• **Exercise prompt**:
Figure out the number of lines in the entries that hold the string "JSON", then give that number and nothing else.

++++ Provided entries

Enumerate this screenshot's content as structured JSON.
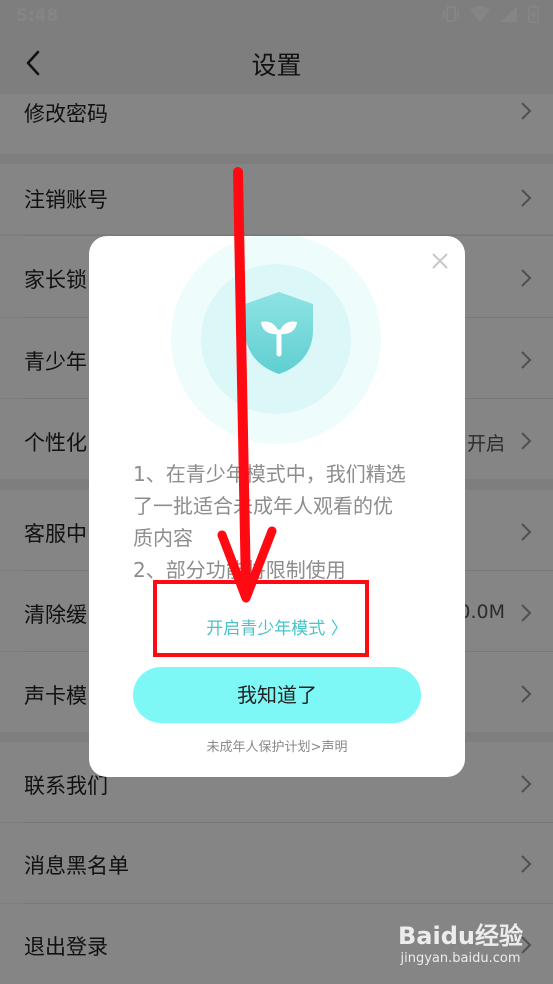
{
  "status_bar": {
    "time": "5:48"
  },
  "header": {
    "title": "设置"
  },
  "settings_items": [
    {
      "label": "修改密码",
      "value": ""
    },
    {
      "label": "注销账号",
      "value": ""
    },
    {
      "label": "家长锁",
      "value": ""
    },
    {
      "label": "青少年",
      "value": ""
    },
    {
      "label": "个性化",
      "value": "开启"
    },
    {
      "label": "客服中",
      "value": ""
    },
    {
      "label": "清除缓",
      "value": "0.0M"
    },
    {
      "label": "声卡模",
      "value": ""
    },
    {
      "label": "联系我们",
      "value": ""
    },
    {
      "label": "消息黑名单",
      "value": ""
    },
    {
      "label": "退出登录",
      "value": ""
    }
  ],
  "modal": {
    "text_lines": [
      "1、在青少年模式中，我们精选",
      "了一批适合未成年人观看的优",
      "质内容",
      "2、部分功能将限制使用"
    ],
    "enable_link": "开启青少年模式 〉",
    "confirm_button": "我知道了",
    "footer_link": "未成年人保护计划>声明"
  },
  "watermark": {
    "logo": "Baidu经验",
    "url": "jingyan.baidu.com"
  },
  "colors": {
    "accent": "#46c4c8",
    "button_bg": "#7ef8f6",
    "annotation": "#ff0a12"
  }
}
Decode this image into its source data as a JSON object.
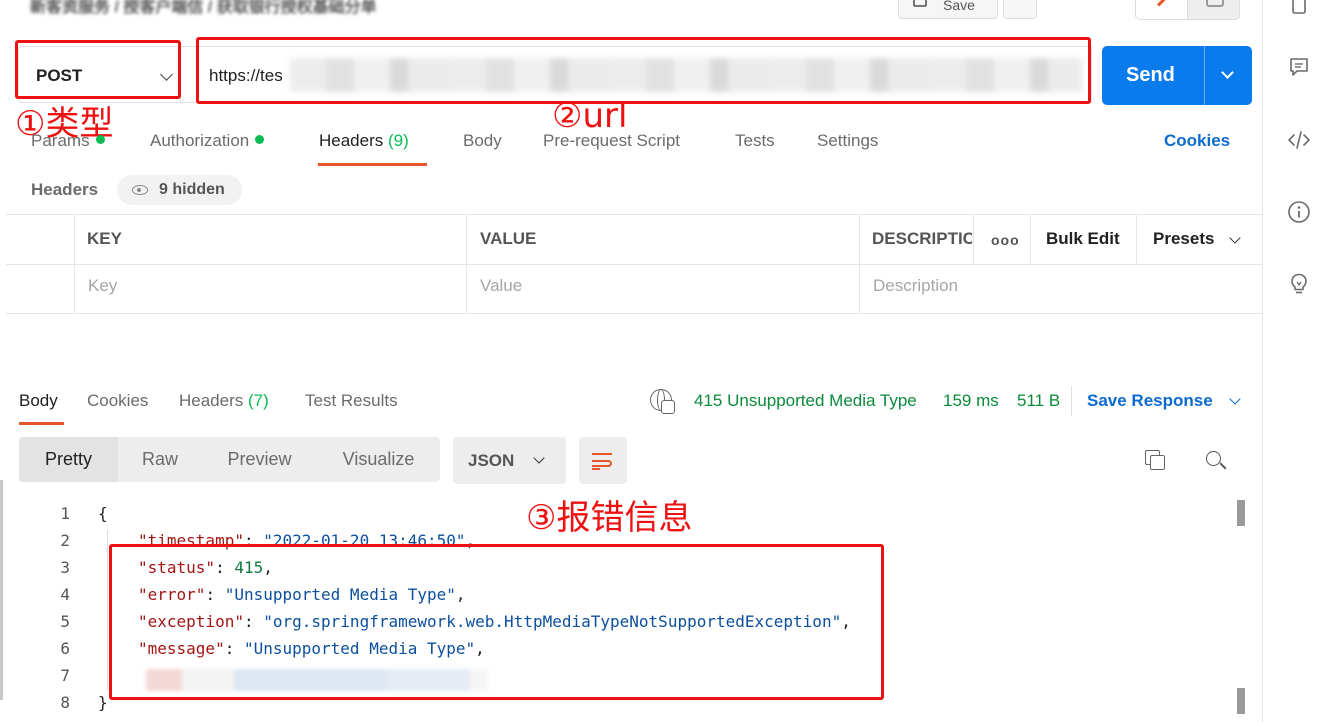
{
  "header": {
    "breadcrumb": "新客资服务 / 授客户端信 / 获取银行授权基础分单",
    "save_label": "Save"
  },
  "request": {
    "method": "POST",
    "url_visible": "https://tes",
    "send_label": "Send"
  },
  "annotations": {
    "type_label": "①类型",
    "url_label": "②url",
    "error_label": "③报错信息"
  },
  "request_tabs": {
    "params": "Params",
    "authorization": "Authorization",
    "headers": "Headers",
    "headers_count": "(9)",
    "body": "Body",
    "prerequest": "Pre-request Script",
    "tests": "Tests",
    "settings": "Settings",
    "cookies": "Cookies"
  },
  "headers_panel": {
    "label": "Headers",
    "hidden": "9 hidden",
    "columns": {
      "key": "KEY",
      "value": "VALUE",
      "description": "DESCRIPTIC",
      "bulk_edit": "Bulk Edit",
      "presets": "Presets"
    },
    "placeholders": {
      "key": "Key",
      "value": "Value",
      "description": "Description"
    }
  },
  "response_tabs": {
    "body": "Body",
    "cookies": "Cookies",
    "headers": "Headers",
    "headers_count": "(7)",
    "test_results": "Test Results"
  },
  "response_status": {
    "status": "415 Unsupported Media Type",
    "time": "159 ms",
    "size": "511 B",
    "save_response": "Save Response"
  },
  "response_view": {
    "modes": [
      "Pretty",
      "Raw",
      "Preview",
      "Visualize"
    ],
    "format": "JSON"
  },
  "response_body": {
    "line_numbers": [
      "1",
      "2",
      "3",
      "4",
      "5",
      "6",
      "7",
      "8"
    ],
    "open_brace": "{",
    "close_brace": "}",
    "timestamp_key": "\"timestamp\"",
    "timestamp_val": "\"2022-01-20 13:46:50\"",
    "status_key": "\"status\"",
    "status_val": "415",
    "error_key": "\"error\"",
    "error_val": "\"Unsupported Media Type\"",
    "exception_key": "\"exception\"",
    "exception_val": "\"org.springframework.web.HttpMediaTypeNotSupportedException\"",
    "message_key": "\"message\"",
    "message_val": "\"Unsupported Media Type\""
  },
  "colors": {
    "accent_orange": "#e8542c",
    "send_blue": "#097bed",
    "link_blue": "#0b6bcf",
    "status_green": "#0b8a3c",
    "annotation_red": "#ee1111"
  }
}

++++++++

• **Response area**:
3